Scotch-Irish-L ArchivesArchiver > Scotch-Irish > 1998-03 > 0888906993
From: "Virginia W. Beck" <>
Subject: Re: Hist. (con't)
Date: Mon, 2 Mar 1998 22:36:33 -0800
Impressive history of religious persecution. Some of my husband's forebears
were Quakers, who left England for the same reason. Now I have a question
for both those who are religious (in any degree), and those who are not.
What does this pattern of religious intolerance, all over the western world,
from three major religions that, in general, are supposed to be based upon
love of one's fellow man tell us? What conclusion are we to reach? Is each
enclave of religious belief "The Only True One", and are all the rest false
and condemned? And will we fight forever over these differences?
From: linda Merle <>
Date: Monday, March 02, 1998 9:02 PM
Subject: Re: Hist. (con't)
>Virginia W. Beck wrote:
>> How very true! Some of our ancestors were Palatine Germans who fled
>> religious persecution, war, crop failure and famine, and were given
>> sanctuary by the English until their numbers became overwhelming.
>Yes indeed. In comparison with Bosnia, what is amazing is how well
>the Troubles have remained contained. A friend of mine (a Catholic
>from Northern Ireland) recently moved to Bosnia as director
>of an agency which is attempting to develop democracy there.
>His emails are horrifying. Now here is a man who was raised in NI
>and he said he never wanted to hear anyone use the term "ethnic
>cleansing" in the context of NI again -- he was witnessing "real"
>ethnic cleansing, and he said it wasn't happening in NI. I guess
>it is all in your perspective. His point was anyone who used this
>term was "politicizing" and he'd grown quite tired of it.
>The ethnic cleansing in Germany is horrifying. Roland
>Bainton in "The Reformation of the
>16th Century" (Beacon Press) reports that ALL the people in the
>Palatine were dead at the end of the 30 years war. All the people
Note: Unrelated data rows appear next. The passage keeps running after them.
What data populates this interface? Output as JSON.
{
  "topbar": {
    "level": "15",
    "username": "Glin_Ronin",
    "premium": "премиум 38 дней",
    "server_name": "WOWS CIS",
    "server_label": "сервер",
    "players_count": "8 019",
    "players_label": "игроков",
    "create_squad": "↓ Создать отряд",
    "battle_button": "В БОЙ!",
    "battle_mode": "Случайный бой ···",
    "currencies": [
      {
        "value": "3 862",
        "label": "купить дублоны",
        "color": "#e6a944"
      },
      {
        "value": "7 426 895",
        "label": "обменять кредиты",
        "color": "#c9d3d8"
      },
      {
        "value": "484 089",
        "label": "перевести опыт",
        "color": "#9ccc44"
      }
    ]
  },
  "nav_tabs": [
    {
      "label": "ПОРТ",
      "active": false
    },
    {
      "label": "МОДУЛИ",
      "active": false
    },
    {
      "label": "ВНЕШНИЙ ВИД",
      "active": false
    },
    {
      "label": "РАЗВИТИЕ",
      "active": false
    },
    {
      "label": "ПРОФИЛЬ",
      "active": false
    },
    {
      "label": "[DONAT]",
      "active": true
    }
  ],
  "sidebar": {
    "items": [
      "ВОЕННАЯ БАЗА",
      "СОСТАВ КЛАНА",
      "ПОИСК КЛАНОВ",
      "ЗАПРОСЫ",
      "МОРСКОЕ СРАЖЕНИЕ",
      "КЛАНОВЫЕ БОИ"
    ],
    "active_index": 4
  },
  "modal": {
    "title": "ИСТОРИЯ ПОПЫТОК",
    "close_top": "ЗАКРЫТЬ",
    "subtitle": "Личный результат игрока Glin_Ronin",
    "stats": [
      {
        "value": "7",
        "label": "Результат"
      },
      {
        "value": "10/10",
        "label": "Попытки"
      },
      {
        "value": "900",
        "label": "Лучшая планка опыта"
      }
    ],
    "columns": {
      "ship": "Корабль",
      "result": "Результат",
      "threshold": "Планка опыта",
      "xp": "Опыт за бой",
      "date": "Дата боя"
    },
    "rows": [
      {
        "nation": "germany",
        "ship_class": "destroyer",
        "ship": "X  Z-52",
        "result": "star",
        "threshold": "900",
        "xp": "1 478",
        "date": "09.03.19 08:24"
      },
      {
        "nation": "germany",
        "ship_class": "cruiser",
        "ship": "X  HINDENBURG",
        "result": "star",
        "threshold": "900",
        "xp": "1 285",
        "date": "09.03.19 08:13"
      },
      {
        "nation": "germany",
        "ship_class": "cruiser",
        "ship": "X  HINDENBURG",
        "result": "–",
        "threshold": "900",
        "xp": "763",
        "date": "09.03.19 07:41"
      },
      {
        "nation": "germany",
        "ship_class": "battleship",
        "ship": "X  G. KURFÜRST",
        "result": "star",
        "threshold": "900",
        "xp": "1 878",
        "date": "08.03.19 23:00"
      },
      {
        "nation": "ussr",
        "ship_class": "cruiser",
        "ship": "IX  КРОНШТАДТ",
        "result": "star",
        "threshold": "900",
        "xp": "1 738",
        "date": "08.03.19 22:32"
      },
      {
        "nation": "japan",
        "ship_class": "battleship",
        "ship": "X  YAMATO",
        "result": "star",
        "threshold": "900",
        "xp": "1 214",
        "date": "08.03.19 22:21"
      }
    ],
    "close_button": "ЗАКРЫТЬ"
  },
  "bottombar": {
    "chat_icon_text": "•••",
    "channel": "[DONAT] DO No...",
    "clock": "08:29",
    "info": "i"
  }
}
>there now had to be imported from elsewhere. Switzlerland is
>a partitioned country.The cantons were religiously partitioned.
>If you converted to another religion, you had to move to the canton
>of that religion. In one case a whole town converted and had to
>move. (Sorry, don't recall which way -- not sure it matters!)
>The vengence with which Luther exterminated the Baptists is
>horrifying, he says. One group of them (in Holland) ran around
>naked in imitation of the prophet Isaiah. Another also in imitation of
>Isaiah placed a hot coal to his lips. He was too burned to say
>anyhing for 2 weeks. At Munster they reinstated polygamy after
>the example of Abraham, Isaac and Jacob. The Catholics and
>Lutherans combined to exterminate this New Jerusalem! They put
>the Davids and Enochs and Elijahs "to the rack and the sword."
>(p 107). He continues "For the most part in Europe these groups
>could find no abiding place....In Germany they were stamped out.
>This is one of the greatest tragedies of German history....The
>Anglican Church owes an incalcuable debt to the Nonconformists.
>So completely were the Anabaptists exterminated that few Lutherans
>are aware that the principles of British dissent originated on
>German soil." (p 107)
>"Those who did not conform, and they were the majority,
>had to suffer repeated exiles. Some went west, some went east.
>Pennsylvania received a considerable migration. Other bands
>traversed northern German to POland, Hungary, and Transylvania
>and at length to Russia, until in the late nineteenth century
>new pressures in the east occassioned fresh movements to the
>west, to Manitoba, Indiana, Nebraska, and Paraguay. Eternal
>Abrahams, they have ever loins girt ready to go they know not
>Fantastic book, eh??
>Linda (Lutheran Palatinates)
|Re: Hist. (con't) by "Virginia W. Beck" <>|